-------- DATASET RECORDS

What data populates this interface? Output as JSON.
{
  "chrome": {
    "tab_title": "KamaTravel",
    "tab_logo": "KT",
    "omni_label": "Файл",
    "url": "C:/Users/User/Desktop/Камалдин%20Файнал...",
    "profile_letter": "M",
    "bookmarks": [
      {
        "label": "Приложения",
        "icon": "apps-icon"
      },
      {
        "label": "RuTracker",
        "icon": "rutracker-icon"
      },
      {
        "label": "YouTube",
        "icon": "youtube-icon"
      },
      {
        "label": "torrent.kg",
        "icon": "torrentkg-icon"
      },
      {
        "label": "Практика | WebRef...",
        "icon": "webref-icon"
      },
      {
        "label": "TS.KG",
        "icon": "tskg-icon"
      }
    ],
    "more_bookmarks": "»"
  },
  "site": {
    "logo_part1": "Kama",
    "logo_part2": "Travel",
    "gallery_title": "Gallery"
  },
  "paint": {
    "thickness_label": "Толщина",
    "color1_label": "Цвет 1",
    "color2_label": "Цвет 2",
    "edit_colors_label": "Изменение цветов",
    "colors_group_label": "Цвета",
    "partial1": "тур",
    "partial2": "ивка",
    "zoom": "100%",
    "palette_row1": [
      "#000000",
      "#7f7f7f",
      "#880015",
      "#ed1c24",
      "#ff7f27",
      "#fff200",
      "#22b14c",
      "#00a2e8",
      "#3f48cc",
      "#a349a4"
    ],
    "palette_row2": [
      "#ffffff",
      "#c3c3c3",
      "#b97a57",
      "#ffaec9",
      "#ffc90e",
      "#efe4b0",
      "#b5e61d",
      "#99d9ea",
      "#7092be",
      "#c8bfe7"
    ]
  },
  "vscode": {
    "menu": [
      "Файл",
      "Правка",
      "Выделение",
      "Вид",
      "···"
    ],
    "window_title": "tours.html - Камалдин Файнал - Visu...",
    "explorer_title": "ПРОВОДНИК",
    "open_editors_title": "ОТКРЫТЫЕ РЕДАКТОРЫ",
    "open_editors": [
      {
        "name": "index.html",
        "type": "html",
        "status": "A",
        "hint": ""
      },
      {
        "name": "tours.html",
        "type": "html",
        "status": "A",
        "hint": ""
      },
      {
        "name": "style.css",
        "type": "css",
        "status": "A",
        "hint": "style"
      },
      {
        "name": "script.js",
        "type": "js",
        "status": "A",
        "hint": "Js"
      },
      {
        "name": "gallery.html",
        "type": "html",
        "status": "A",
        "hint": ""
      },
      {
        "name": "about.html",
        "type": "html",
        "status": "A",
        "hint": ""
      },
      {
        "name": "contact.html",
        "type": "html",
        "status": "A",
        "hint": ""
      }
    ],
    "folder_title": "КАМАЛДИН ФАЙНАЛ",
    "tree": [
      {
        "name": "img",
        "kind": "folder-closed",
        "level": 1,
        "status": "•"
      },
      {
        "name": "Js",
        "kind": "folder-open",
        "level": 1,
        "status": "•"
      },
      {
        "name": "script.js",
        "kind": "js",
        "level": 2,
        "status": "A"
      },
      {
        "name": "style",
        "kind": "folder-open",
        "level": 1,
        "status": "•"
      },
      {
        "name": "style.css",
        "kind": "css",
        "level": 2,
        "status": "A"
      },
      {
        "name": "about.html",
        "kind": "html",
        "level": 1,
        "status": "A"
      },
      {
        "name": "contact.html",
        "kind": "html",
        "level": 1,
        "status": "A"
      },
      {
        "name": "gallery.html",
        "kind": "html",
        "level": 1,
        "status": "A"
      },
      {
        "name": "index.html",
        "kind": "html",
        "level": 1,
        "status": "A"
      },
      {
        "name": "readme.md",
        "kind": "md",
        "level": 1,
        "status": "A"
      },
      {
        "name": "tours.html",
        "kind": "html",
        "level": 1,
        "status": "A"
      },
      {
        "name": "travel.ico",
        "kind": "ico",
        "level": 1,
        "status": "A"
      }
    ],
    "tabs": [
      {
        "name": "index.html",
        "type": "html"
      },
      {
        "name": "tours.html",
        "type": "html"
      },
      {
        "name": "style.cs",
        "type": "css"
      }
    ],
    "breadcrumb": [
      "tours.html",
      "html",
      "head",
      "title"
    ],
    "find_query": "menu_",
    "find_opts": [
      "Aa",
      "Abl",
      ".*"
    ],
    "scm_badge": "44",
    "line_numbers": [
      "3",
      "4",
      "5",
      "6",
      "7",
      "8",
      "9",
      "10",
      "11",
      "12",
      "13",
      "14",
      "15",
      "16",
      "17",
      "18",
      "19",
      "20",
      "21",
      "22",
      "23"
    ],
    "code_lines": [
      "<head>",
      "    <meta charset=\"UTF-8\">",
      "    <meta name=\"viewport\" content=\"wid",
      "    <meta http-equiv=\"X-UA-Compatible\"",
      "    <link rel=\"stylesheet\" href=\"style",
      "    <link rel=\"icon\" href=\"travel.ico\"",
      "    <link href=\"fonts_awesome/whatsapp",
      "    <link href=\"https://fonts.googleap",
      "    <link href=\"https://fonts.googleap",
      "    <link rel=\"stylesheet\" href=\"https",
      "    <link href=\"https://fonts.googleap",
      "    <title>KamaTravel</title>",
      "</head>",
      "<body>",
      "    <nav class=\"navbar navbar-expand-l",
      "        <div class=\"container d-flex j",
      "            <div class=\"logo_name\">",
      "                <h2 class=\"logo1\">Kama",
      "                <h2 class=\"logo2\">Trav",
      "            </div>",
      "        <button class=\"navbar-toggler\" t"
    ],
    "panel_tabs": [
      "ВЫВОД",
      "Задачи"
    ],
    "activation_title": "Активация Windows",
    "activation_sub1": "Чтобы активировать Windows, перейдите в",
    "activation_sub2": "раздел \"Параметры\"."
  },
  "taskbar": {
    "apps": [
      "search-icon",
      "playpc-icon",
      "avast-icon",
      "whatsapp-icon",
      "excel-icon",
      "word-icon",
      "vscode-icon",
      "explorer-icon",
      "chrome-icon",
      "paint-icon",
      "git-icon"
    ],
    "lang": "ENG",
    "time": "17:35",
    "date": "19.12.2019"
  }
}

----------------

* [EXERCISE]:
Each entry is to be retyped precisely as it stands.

* [EXERCISE SOLUTION]:
What data populates this interface? Output as JSON.
{
  "chrome": {
    "tab_title": "KamaTravel",
    "tab_logo": "KT",
    "omni_label": "Файл",
    "url": "C:/Users/User/Desktop/Камалдин%20Файнал...",
    "profile_letter": "M",
    "bookmarks": [
      {
        "label": "Приложения",
        "icon": "apps-icon"
      },
      {
        "label": "RuTracker",
        "icon": "rutracker-icon"
      },
      {
        "label": "YouTube",
        "icon": "youtube-icon"
      },
      {
        "label": "torrent.kg",
        "icon": "torrentkg-icon"
      },
      {
        "label": "Практика | WebRef...",
        "icon": "webref-icon"
      },
      {
        "label": "TS.KG",
        "icon": "tskg-icon"
      }
    ],
    "more_bookmarks": "»"
  },
  "site": {
    "logo_part1": "Kama",
    "logo_part2": "Travel",
    "gallery_title": "Gallery"
  },
  "paint": {
    "thickness_label": "Толщина",
    "color1_label": "Цвет 1",
    "color2_label": "Цвет 2",
    "edit_colors_label": "Изменение цветов",
    "colors_group_label": "Цвета",
    "partial1": "тур",
    "partial2": "ивка",
    "zoom": "100%",
    "palette_row1": [
      "#000000",
      "#7f7f7f",
      "#880015",
      "#ed1c24",
      "#ff7f27",
      "#fff200",
      "#22b14c",
      "#00a2e8",
      "#3f48cc",
      "#a349a4"
    ],
    "palette_row2": [
      "#ffffff",
      "#c3c3c3",
      "#b97a57",
      "#ffaec9",
      "#ffc90e",
      "#efe4b0",
      "#b5e61d",
      "#99d9ea",
      "#7092be",
      "#c8bfe7"
    ]
  },
  "vscode": {
    "menu": [
      "Файл",
      "Правка",
      "Выделение",
      "Вид",
      "···"
    ],
    "window_title": "tours.html - Камалдин Файнал - Visu...",
    "explorer_title": "ПРОВОДНИК",
    "open_editors_title": "ОТКРЫТЫЕ РЕДАКТОРЫ",
    "open_editors": [
      {
        "name": "index.html",
        "type": "html",
        "status": "A",
        "hint": ""
      },
      {
        "name": "tours.html",
        "type": "html",
        "status": "A",
        "hint": ""
      },
      {
        "name": "style.css",
        "type": "css",
        "status": "A",
        "hint": "style"
      },
      {
        "name": "script.js",
        "type": "js",
        "status": "A",
        "hint": "Js"
      },
      {
        "name": "gallery.html",
        "type": "html",
        "status": "A",
        "hint": ""
      },
      {
        "name": "about.html",
        "type": "html",
        "status": "A",
        "hint": ""
      },
      {
        "name": "contact.html",
        "type": "html",
        "status": "A",
        "hint": ""
      }
    ],
    "folder_title": "КАМАЛДИН ФАЙНАЛ",
    "tree": [
      {
        "name": "img",
        "kind": "folder-closed",
        "level": 1,
        "status": "•"
      },
      {
        "name": "Js",
        "kind": "folder-open",
        "level": 1,
        "status": "•"
      },
      {
        "name": "script.js",
        "kind": "js",
        "level": 2,
        "status": "A"
      },
      {
        "name": "style",
        "kind": "folder-open",
        "level": 1,
        "status": "•"
      },
      {
        "name": "style.css",
        "kind": "css",
        "level": 2,
        "status": "A"
      },
      {
        "name": "about.html",
        "kind": "html",
        "level": 1,
        "status": "A"
      },
      {
        "name": "contact.html",
        "kind": "html",
        "level": 1,
        "status": "A"
      },
      {
        "name": "gallery.html",
        "kind": "html",
        "level": 1,
        "status": "A"
      },
      {
        "name": "index.html",
        "kind": "html",
        "level": 1,
        "status": "A"
      },
      {
        "name": "readme.md",
        "kind": "md",
        "level": 1,
        "status": "A"
      },
      {
        "name": "tours.html",
        "kind": "html",
        "level": 1,
        "status": "A"
      },
      {
        "name": "travel.ico",
        "kind": "ico",
        "level": 1,
        "status": "A"
      }
    ],
    "tabs": [
      {
        "name": "index.html",
        "type": "html"
      },
      {
        "name": "tours.html",
        "type": "html"
      },
      {
        "name": "style.cs",
        "type": "css"
      }
    ],
    "breadcrumb": [
      "tours.html",
      "html",
      "head",
      "title"
    ],
    "find_query": "menu_",
    "find_opts": [
      "Aa",
      "Abl",
      ".*"
    ],
    "scm_badge": "44",
    "line_numbers": [
      "3",
      "4",
      "5",
      "6",
      "7",
      "8",
      "9",
      "10",
      "11",
      "12",
      "13",
      "14",
      "15",
      "16",
      "17",
      "18",
      "19",
      "20",
      "21",
      "22",
      "23"
    ],
    "code_lines": [
      "<head>",
      "    <meta charset=\"UTF-8\">",
      "    <meta name=\"viewport\" content=\"wid",
      "    <meta http-equiv=\"X-UA-Compatible\"",
      "    <link rel=\"stylesheet\" href=\"style",
      "    <link rel=\"icon\" href=\"travel.ico\"",
      "    <link href=\"fonts_awesome/whatsapp",
      "    <link href=\"https://fonts.googleap",
      "    <link href=\"https://fonts.googleap",
      "    <link rel=\"stylesheet\" href=\"https",
      "    <link href=\"https://fonts.googleap",
      "    <title>KamaTravel</title>",
      "</head>",
      "<body>",
      "    <nav class=\"navbar navbar-expand-l",
      "        <div class=\"container d-flex j",
      "            <div class=\"logo_name\">",
      "                <h2 class=\"logo1\">Kama",
      "                <h2 class=\"logo2\">Trav",
      "            </div>",
      "        <button class=\"navbar-toggler\" t"
    ],
    "panel_tabs": [
      "ВЫВОД",
      "Задачи"
    ],
    "activation_title": "Активация Windows",
    "activation_sub1": "Чтобы активировать Windows, перейдите в",
    "activation_sub2": "раздел \"Параметры\"."
  },
  "taskbar": {
    "apps": [
      "search-icon",
      "playpc-icon",
      "avast-icon",
      "whatsapp-icon",
      "excel-icon",
      "word-icon",
      "vscode-icon",
      "explorer-icon",
      "chrome-icon",
      "paint-icon",
      "git-icon"
    ],
    "lang": "ENG",
    "time": "17:35",
    "date": "19.12.2019"
  }
}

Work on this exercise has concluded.